"The Arabs themselves cannot be considered but temporary residents. They pitched their tents in its grazing fields or built their places of refuge in its ruined cities. They created nothing in it. Since they were strangers to the land, they never became its masters. The desert wind that brought them hither could one day carry them away without their leaving behind them any sign of their passage through it".
- Comments by Christians concerning the Arabs in Palestine in the 1800s -
"Then we entered the hill district, and our path lay through the clattering bed of an ancient stream, whose brawling waters have rolled away into the past, along with the fierce and turbulent race who once inhabited these savage hills. There may have been cultivation here two thousand years ago. The mountains, or huge stony mounds environing this rough path, have level ridges all the way up to their summits; on these parallel ledges there is still some verdure and soil: when water flowed here, and the country was thronged with that extraordinary population, which, according to the Sacred Histories, was crowded into the region, these mountain steps may have been gardens and vineyards, such as we see now thriving along the hills of the Rhine. Now the district is quite deserted, and you ride among what seem to be so many petrified waterfalls. We saw no animals moving among the stony brakes; scarcely even a dozen little birds in the whole course of the ride".

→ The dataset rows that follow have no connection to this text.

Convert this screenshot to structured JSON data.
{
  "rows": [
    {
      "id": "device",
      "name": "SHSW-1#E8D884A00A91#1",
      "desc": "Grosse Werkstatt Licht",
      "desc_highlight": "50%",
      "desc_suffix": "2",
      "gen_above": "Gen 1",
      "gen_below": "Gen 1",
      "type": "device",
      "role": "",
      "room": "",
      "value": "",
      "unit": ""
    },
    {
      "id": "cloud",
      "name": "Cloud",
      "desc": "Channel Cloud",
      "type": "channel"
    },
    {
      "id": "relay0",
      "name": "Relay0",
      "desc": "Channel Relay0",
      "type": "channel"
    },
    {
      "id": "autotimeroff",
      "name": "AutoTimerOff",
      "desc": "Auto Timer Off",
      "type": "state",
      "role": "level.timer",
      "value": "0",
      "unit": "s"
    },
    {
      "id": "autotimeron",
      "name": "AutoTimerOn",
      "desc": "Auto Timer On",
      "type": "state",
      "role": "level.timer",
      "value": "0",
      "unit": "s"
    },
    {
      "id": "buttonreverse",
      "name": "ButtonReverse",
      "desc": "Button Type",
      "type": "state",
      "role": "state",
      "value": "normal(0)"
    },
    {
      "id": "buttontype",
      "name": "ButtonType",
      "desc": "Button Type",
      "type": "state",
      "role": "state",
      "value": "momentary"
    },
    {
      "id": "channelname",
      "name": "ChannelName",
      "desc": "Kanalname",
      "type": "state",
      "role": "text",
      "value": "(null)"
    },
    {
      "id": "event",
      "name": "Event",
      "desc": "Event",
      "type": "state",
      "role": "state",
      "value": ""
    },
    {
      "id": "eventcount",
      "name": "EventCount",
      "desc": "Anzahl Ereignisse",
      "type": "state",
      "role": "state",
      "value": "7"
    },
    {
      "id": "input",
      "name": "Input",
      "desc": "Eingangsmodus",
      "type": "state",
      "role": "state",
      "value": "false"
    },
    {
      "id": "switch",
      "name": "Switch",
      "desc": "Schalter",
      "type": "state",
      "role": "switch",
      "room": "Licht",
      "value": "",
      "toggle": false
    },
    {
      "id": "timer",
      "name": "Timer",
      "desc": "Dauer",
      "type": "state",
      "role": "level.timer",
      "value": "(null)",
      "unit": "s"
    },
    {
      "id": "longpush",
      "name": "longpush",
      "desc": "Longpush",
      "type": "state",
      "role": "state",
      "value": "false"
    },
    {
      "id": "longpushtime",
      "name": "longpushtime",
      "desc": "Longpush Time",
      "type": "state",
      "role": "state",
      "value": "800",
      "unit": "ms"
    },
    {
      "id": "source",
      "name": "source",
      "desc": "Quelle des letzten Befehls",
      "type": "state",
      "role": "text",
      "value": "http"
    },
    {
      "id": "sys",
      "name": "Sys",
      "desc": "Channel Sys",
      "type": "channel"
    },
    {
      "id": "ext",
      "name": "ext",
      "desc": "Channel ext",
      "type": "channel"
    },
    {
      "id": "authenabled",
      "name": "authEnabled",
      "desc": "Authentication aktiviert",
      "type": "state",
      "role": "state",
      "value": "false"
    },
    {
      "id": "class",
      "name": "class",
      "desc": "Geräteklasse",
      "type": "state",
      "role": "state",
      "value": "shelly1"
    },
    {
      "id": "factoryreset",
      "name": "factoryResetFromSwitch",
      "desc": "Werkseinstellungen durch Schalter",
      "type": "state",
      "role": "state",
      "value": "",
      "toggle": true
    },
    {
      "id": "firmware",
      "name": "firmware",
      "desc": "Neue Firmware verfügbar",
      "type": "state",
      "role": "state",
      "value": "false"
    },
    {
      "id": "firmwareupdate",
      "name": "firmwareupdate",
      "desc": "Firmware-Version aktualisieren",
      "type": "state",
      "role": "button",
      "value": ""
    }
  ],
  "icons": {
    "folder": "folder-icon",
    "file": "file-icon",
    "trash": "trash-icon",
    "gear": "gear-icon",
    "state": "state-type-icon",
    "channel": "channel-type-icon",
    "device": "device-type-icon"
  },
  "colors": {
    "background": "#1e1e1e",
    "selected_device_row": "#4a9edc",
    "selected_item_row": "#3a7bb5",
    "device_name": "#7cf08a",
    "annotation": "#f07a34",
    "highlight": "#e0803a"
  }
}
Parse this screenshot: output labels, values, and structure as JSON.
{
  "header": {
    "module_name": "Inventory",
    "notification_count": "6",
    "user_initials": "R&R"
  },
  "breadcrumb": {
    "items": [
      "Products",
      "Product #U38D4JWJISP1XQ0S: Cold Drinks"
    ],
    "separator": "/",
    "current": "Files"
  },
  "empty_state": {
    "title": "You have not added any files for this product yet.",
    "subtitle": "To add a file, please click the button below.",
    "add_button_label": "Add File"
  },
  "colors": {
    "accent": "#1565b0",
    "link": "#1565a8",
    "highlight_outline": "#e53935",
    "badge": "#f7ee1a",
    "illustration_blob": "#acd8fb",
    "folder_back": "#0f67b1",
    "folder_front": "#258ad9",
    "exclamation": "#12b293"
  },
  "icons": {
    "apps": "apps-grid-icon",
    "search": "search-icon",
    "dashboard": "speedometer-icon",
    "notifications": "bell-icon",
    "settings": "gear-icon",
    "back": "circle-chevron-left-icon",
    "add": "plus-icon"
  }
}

- William Thackeray in "From Jaffa To Jerusalem", 1844 -
"The country is in a considerable degree empty of inhabitants and therefore its greatest need is of a body of population".
- James Finn, British Consul in 1857 -
"The area was underpopulated and remained economically stagnant until the arrival of the first Zionist pioneers in the 1880's, who came to rebuild the Jewish land. The country had remained "The Holy Land" in the religious and historic consciousness of mankind, which associated it with the Bible and the history of the Jewish people. Jewish development of the country also attracted large numbers of other immigrants - both Jewish and Arab. The road leading from Gaza to the north was only a summer track suitable for transport by camels and carts... Houses were all of mud. No windows were anywhere to be seen... The plows used were of wood... The yields were very poor... The sanitary conditions in the village [Yabna] were horrible... Schools did not exist... The rate of infant mortality was very high... The western part, toward the sea, was almost a desert... The villages in this area were few and thinly populated. Many ruins of villages were scattered over the area, as owing to the prevalence of malaria, many villages were deserted by their inhabitants".
- The report of the British Royal Commission, 1913 -